I’ve been watching, with increasing dismay, the performance of our parliamentarians and their camp followers (the mainstream media) on the asylum-seeker issue.
Recently a couple of boats have foundered, and many people have drowned. This is intolerable, and the endless loops of body bags and floating corpses in life jackets have driven home the point.
I’m a little confused by the current hype, given that the greatest death toll involving asylum seekers, that of SIEV X on October 22, 2001 drew very little attention in the local media at the time.
It was reported, but there was nowhere near the saturation coverage we’re seeing now.
Best estimates had 353 people, including 146 children, 142 women and 65 men drowning in that incident, which occurred incidentally in the days of offshore processing and TPVs.
I don’t recall tears in parliament over that. Come to think of it, I don’t recall tears in parliament over the more than 400 diggers killed in Vietnam. But that’s another story.
This is not to dismiss the tragic nature of these most recent drownings, but simply to point out the confected nature of the media coverage. It is every bit as contrived as the posturing on the floor of both houses today.
At least the Greens, despite all the crap directed at them, have a set of principles on this issue which don’t change to suit the current media meme.

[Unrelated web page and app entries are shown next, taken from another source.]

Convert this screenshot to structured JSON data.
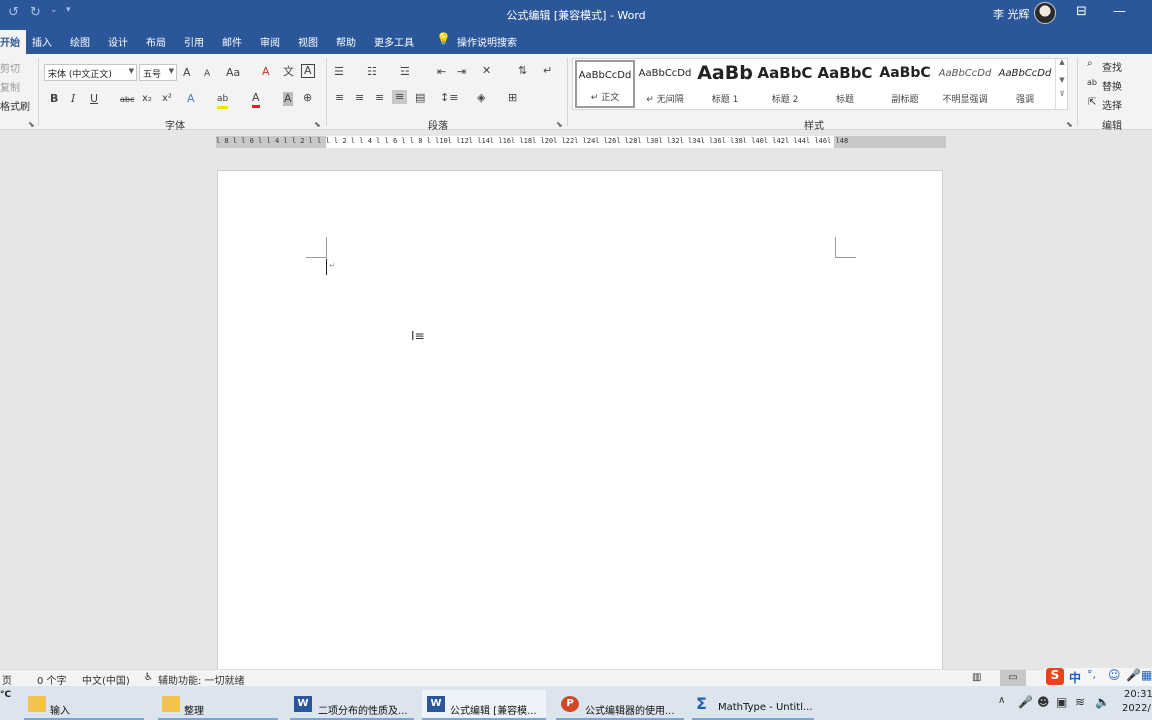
{
  "window": {
    "title": "公式编辑 [兼容模式] - Word",
    "user": "李 光辉",
    "qat_icons": [
      "redo-icon",
      "undo-icon",
      "customize-qat-icon"
    ]
  },
  "tabs": [
    "开始",
    "插入",
    "绘图",
    "设计",
    "布局",
    "引用",
    "邮件",
    "审阅",
    "视图",
    "帮助",
    "更多工具"
  ],
  "tell_me": "操作说明搜索",
  "clipboard": {
    "cut": "剪切",
    "copy": "复制",
    "format_painter": "格式刷"
  },
  "font": {
    "group_label": "字体",
    "name": "宋体 (中文正文)",
    "size": "五号",
    "grow": "A",
    "shrink": "A",
    "case": "Aa",
    "bold": "B",
    "italic": "I",
    "underline": "U",
    "strike": "abc",
    "sub": "x₂",
    "sup": "x²",
    "effects": "A",
    "highlight": "ab",
    "color": "A",
    "shading": "A"
  },
  "paragraph": {
    "group_label": "段落"
  },
  "styles": {
    "group_label": "样式",
    "items": [
      {
        "preview": "AaBbCcDd",
        "name": "↵ 正文"
      },
      {
        "preview": "AaBbCcDd",
        "name": "↵ 无间隔"
      },
      {
        "preview": "AaBb",
        "name": "标题 1"
      },
      {
        "preview": "AaBbC",
        "name": "标题 2"
      },
      {
        "preview": "AaBbC",
        "name": "标题"
      },
      {
        "preview": "AaBbC",
        "name": "副标题"
      },
      {
        "preview": "AaBbCcDd",
        "name": "不明显强调"
      },
      {
        "preview": "AaBbCcDd",
        "name": "强调"
      }
    ]
  },
  "editing": {
    "group_label": "编辑",
    "find": "查找",
    "replace": "替换",
    "select": "选择"
  },
  "ruler": "l 8 l  l 6 l  l 4 l  l 2 l  l   l  l 2 l  l 4 l  l 6 l  l 8 l  l10l  l12l  l14l  l16l  l18l  l20l  l22l  l24l  l26l  l28l  l30l  l32l  l34l  l36l  l38l  l40l  l42l  l44l  l46l  l48",
  "status": {
    "page": "页",
    "words": "0 个字",
    "language": "中文(中国)",
    "accessibility": "辅助功能: 一切就绪"
  },
  "taskbar": {
    "weather": "°C",
    "apps": [
      {
        "label": "输入",
        "icon": "folder-icon"
      },
      {
        "label": "整理",
        "icon": "folder-icon"
      },
      {
        "label": "二项分布的性质及...",
        "icon": "word-icon"
      },
      {
        "label": "公式编辑 [兼容模...",
        "icon": "word-icon"
      },
      {
        "label": "公式编辑器的使用...",
        "icon": "powerpoint-icon"
      },
      {
        "label": "MathType - Untitl...",
        "icon": "mathtype-icon"
      }
    ],
    "clock_time": "20:31",
    "clock_date": "2022/",
    "ime_lang": "中"
  }
}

This is a complex and vexatious problem, but I wonder whether stripping it down to its basics might shed some light.
The basic facts are not complicated.
There are thousands of refugees holed up in Indonesia and Malaysia. If they were to follow the UNCHR processes they could expect to wait up to seventy years or more to get to Australia using officially sanctioned means. Arrivals coming this way using official channels have been averaging 60 per year from each country. I doubt too many are prepared to wait for this process to reach its conclusion.
They want to come to Australia, of course. Why wouldn’t they? We are a country that respects human rights as indicated by our support of UNHCR processes.
There is a well-organised cohort of people smugglers who, for a price, will offer them passage to Australia on dodgy boats. Some don’t make it, and drown on the way. They’re desperate, and will continue to take the risk whilst ever this trade continues.
We have international obligations under the UNHCR conventions. All our major political parties recognise these conventions, and use them (when it suits) to justify their policies.
Put simply, the refugees are stuck in countries not too far to our North. They have a right under conventions we recognise to seek asylum here. We could take this population out of the official camps, process them in the host countries, and fly them to Australia more or less overnight.
They would have no need to pay people smugglers. The so-called business model would fall in a heap.
This assumes, of course, that we really do welcome refugees. A quick read of any of the right wing blogs reveals of course, a rich vein of racist xenophobia which continues to hold our politicians in thrall since wee Johnny used it to help him win an election.
The same xenophobia existed in the days of the Vietnamese boat people, but back then we had politicians with backbone who offered leadership, so we processed them and brought them here anyway.
I witnessed this xenophobia first hand when driving a busload of Vietnamese kids to a cinema in Enoggera in 1976. A driver pulled up whilst they were getting out of the bus at the cinema and proceeded to call them “dirty Noggie c**ts”. Fortunately, their English wasn’t good enough to get the full gist, but they knew he was hostile.
The point of this story is that a proportion of these cretins will always exist, but they’re best ignored. You don’t (as Howard did) exploit their ignorance for political advantage.
On the whole, the Vietnamese have become great citizens. Have you looked at the national registrar of medicos lately and seen how many Dr Nguyens are listed?
So we could solve the “problem” of boat people drowning quickly and easily. But I wonder if the “problem” has more to do with our attitude towards refugees than it has to do with lives at risk.
We take a tiny proportion of international refugees in this country. We rank 91st (per 1USD per capita) on the list. The Yanks take more refugees (border hoppers) in a weekend than we do in a year.
There is an issue of newly-arrived refugees concentrating in ghettos, usually in the poorer sectors of our major cities, particularly Sydney and Melbourne. This is unfortunate, and it works against assimilation, and scares the bejesus out of the locals.
There is a solution to this. Remember the Australia Card? Ignore the bleatings of the Libertarians, introduce it, make it compulsory for everyone to carry, and pass legislation that sets up immigration zones. Acceptance of citizenship could be made conditional on residence in one of these zones.
Sounds a bit “big-brother”? Perhaps, but I doubt it’s any more totalitarian than offshore processing.